Recent research backs the idea that rituals can be healing—a study published earlier this year in the Journal of Experimental Psychology found that participants who were asked to reflect on past rituals or perform new ones after suffering a loss experienced lower levels of grief and a greater sense of control than those who did not. (What’s more, the rituals were just as beneficial to those who didn’t believe they would work.)
“Ritual makes external what you’ve been processing internally,” confirms Deborah Issokson, a Boston-based psychologist who participated in developing the non-traditional immersion ceremonies for Mayyim Hayyim.
She tells me that people are ambivalent towards life changes because “we often prefer what is familiar to what is new.” She counsels clients through such transitions by discussing rituals that will help integrate the change into their lives. Mikvah is one way of doing that. “When we literally embody something, it’s another level of integration because we’re taking part physically and it’s not just a heady experience,” she says.
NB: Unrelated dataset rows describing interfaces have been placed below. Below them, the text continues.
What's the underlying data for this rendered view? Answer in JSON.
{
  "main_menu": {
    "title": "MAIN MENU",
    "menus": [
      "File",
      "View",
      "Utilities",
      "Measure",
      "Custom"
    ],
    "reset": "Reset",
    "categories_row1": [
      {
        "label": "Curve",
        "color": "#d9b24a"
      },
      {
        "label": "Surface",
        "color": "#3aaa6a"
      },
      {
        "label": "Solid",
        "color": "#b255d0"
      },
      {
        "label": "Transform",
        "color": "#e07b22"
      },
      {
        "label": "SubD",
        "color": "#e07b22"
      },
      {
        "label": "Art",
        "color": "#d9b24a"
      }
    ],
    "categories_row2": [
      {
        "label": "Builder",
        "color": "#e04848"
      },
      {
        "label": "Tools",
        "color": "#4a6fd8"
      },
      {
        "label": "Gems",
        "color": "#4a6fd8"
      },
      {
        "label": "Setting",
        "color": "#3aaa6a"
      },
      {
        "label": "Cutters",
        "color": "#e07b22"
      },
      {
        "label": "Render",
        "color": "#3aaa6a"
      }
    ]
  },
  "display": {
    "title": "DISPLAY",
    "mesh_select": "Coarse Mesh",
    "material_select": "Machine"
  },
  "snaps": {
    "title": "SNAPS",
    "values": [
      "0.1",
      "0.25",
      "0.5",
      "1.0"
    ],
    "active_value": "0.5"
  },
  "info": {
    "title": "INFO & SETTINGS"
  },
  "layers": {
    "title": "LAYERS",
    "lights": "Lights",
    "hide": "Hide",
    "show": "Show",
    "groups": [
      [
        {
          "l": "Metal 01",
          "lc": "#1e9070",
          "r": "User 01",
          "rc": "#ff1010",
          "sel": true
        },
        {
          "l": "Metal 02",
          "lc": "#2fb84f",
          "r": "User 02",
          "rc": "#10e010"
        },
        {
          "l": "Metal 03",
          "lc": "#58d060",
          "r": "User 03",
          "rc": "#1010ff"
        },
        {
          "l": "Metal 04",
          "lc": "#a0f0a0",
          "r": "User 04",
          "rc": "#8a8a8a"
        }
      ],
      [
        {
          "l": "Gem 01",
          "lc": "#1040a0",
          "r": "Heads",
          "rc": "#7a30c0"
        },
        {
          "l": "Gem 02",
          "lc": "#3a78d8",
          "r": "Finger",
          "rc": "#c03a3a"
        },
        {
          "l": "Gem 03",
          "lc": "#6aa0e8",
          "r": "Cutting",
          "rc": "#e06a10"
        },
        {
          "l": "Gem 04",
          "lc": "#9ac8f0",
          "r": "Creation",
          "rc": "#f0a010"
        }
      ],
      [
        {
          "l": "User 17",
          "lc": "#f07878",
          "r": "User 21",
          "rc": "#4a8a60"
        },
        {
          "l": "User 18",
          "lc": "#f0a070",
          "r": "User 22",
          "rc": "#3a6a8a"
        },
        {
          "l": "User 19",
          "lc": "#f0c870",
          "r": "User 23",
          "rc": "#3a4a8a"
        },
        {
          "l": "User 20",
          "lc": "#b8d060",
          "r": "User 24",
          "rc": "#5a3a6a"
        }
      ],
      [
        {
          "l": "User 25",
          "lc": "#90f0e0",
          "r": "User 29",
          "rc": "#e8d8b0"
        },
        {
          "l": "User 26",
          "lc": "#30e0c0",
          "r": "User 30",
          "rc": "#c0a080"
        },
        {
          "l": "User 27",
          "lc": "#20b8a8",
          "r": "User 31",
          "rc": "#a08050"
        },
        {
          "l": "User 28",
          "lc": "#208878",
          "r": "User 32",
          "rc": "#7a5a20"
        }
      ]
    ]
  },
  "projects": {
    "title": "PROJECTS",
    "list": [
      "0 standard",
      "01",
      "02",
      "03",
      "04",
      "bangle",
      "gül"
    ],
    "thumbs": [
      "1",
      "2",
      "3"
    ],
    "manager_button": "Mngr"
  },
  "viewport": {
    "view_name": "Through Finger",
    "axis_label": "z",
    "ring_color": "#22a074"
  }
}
Ironically, the mikvah—commonly associated with body shame—is also now being reimagined as a way to promote body acceptance. In March 2013, the Adas Israel Congregation in Washington, D.C., launched the Bodies of Water program for preteen girls. The workshop includes segments on mindfulness and yoga and an introduction to the bath.
“When I was a teenager, I had my own struggles with body image and eating disorders, and when I look back on that time of my life, I realize how much mikvah would have meant to me,” Malka says. “Mikvah helps me reinforce the idea of my body as holy—not perfect or pure, but connected to Creation, the water cycles and forces much bigger than I am.”
Because immersing is so intrinsically tied to having sex, introducing girls to the mikvah is controversial in traditional Jewish circles—as are other non-conventional uses. “They’re trends,” says Slonim. “I’m not averse to it, but I don’t see it as something that these women are going to impart to their daughters, granddaughters and great-granddaughters. In order for that to happen, [the ritual] has to be rooted in divine imperative.”
Despite the mikvah’s decade-long reframing, the essence of patriarchal control persists. My teacher friend Manor-Selbo says she has no intention of immersing on a monthly basis because she doesn’t want to perpetuate the idea that women’s bodies are unclean. “I understand the positive spin about it, but it doesn’t mean that other people understand it.”
Medine, who does post-menstrual immersions, has a different take.
“It’s not something I do for anybody but myself,” she says. “It gives me a sense of freshness, of new beginning. It’s a monthly reminder and confirmation of my faith, and a really good reality check.”
I get where she’s coming from. Busyness is my drug of choice. I obsessively plan and overschedule to avoid what I’m really feeling. I had let the anxiety of wedding planning distract me from acknowledging that while many aspects of my life would remain the same after my walk down the aisle, one major thing would change—I’d be someone’s wife. It would be an exciting new beginning, but it would also be scary and a lot of hard work. I could have gone to a spa or done yoga to relieve my premarital angst, but the structure and symbolism of the mikvah provided a better opportunity to stop and reflect on this weighty transition.
Did I experience spiritual enlightenment and an insta-connection to a higher power upon each dunk into the mystical waters of Lake Scugog? Not even close. But as I emerged from the change room, I did feel more at peace with my decision to walk down the aisle.
“You must be getting excited for your wedding,” Sheila says as we make our way out of the school basement and back into the summer sun. “I think I am,” I respond, catching a whiff of chlorine lingering on my skin.